Problem: In the listing below, find the line containing "Extract the structured" and the line containing "Decode this image". Repeat exactly those two lines and every line between them, nothing more.

Material for this task:

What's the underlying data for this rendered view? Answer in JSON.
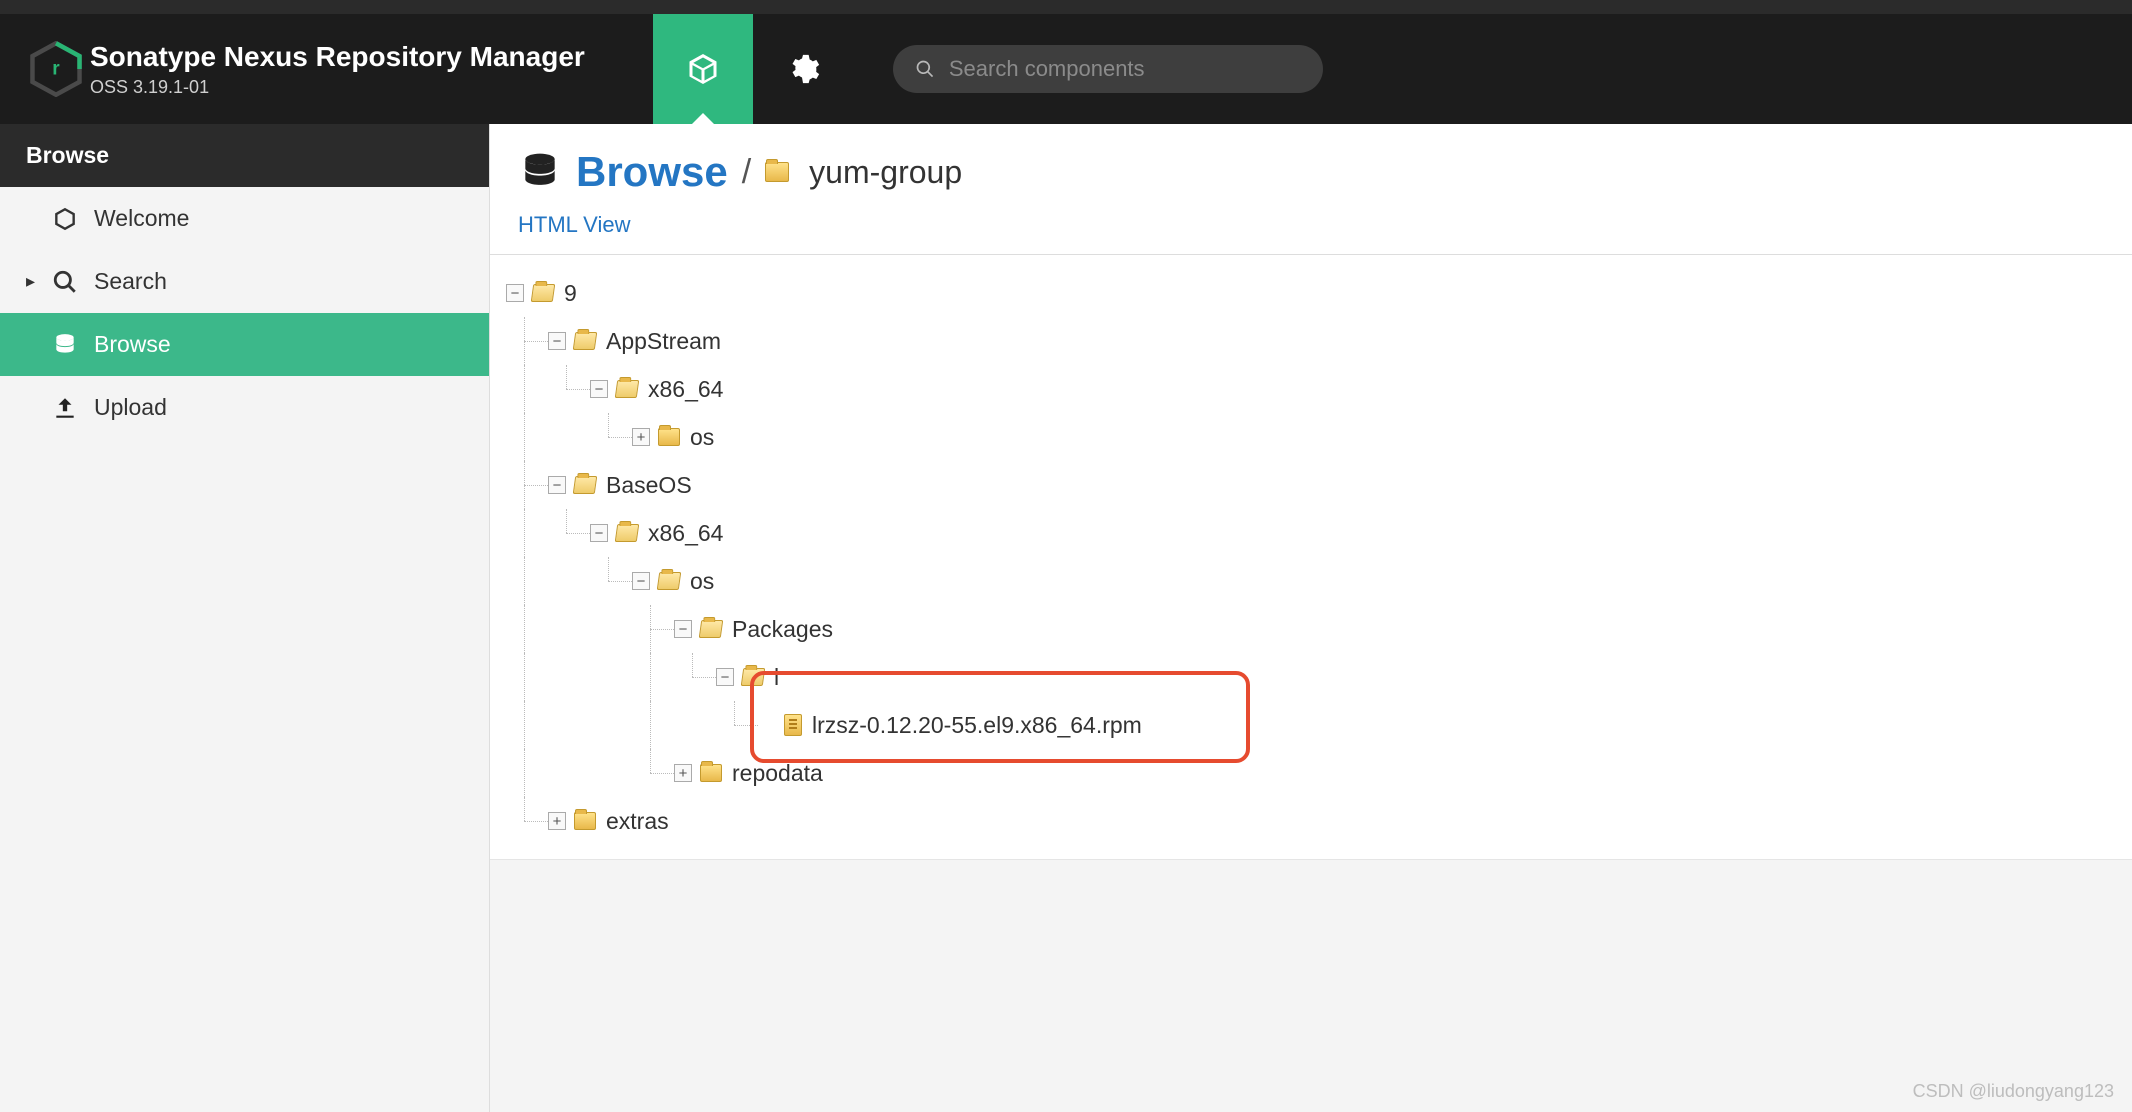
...
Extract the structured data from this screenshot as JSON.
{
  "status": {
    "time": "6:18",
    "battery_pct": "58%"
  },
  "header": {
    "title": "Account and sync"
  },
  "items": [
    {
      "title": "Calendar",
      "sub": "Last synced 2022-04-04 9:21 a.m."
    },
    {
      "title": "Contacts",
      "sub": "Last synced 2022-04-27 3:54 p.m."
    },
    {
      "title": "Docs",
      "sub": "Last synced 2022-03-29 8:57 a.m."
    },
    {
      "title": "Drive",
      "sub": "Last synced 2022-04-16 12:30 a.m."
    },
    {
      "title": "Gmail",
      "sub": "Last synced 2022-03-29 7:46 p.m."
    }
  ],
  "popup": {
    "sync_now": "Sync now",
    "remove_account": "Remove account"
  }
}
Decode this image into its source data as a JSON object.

Task output:
Extract the structured data from this screenshot as JSON.
{
  "status": {
    "time": "6:18",
    "battery_pct": "58%"
  },
  "header": {
    "title": "Account and sync"
  },
  "items": [
    {
      "title": "Calendar",
      "sub": "Last synced 2022-04-04 9:21 a.m."
    },
    {
      "title": "Contacts",
      "sub": "Last synced 2022-04-27 3:54 p.m."
    },
    {
      "title": "Docs",
      "sub": "Last synced 2022-03-29 8:57 a.m."
    },
    {
      "title": "Drive",
      "sub": "Last synced 2022-04-16 12:30 a.m."
    },
    {
      "title": "Gmail",
      "sub": "Last synced 2022-03-29 7:46 p.m."
    }
  ],
  "popup": {
    "sync_now": "Sync now",
    "remove_account": "Remove account"
  }
}
Decode this image into its source data as a JSON object.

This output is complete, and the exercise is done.